WHAT YOU SHOULD DO: Give back the full data, retyped precisely.

MATERIAL PROVIDED:
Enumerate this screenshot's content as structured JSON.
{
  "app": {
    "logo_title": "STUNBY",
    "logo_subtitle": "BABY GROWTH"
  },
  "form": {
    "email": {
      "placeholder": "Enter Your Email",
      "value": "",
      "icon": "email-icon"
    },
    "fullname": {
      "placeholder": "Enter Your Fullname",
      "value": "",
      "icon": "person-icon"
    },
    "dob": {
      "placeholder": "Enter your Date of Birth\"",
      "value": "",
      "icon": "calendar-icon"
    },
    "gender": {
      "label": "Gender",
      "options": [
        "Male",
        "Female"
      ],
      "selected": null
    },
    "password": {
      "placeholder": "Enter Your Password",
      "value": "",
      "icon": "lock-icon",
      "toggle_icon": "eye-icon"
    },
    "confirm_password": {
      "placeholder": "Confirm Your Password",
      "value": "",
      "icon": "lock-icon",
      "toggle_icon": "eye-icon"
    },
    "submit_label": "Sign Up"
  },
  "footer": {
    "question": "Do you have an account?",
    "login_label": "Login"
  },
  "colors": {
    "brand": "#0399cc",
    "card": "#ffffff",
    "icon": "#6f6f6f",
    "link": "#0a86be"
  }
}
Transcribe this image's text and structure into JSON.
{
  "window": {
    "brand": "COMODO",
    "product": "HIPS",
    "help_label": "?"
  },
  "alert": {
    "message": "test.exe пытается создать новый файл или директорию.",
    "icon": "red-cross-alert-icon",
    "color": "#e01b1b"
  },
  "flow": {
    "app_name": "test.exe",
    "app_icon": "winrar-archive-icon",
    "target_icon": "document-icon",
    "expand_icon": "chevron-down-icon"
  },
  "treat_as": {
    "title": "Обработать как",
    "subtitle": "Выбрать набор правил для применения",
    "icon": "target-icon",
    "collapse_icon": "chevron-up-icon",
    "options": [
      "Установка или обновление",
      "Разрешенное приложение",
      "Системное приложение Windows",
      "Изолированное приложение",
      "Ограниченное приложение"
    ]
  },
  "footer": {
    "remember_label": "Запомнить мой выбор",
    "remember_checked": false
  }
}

WRITTEN RESPONSE:
Enumerate this screenshot's content as structured JSON.
{
  "app": {
    "logo_title": "STUNBY",
    "logo_subtitle": "BABY GROWTH"
  },
  "form": {
    "email": {
      "placeholder": "Enter Your Email",
      "value": "",
      "icon": "email-icon"
    },
    "fullname": {
      "placeholder": "Enter Your Fullname",
      "value": "",
      "icon": "person-icon"
    },
    "dob": {
      "placeholder": "Enter your Date of Birth\"",
      "value": "",
      "icon": "calendar-icon"
    },
    "gender": {
      "label": "Gender",
      "options": [
        "Male",
        "Female"
      ],
      "selected": null
    },
    "password": {
      "placeholder": "Enter Your Password",
      "value": "",
      "icon": "lock-icon",
      "toggle_icon": "eye-icon"
    },
    "confirm_password": {
      "placeholder": "Confirm Your Password",
      "value": "",
      "icon": "lock-icon",
      "toggle_icon": "eye-icon"
    },
    "submit_label": "Sign Up"
  },
  "footer": {
    "question": "Do you have an account?",
    "login_label": "Login"
  },
  "colors": {
    "brand": "#0399cc",
    "card": "#ffffff",
    "icon": "#6f6f6f",
    "link": "#0a86be"
  }
}
Transcribe this image's text and structure into JSON.
{
  "window": {
    "brand": "COMODO",
    "product": "HIPS",
    "help_label": "?"
  },
  "alert": {
    "message": "test.exe пытается создать новый файл или директорию.",
    "icon": "red-cross-alert-icon",
    "color": "#e01b1b"
  },
  "flow": {
    "app_name": "test.exe",
    "app_icon": "winrar-archive-icon",
    "target_icon": "document-icon",
    "expand_icon": "chevron-down-icon"
  },
  "treat_as": {
    "title": "Обработать как",
    "subtitle": "Выбрать набор правил для применения",
    "icon": "target-icon",
    "collapse_icon": "chevron-up-icon",
    "options": [
      "Установка или обновление",
      "Разрешенное приложение",
      "Системное приложение Windows",
      "Изолированное приложение",
      "Ограниченное приложение"
    ]
  },
  "footer": {
    "remember_label": "Запомнить мой выбор",
    "remember_checked": false
  }
}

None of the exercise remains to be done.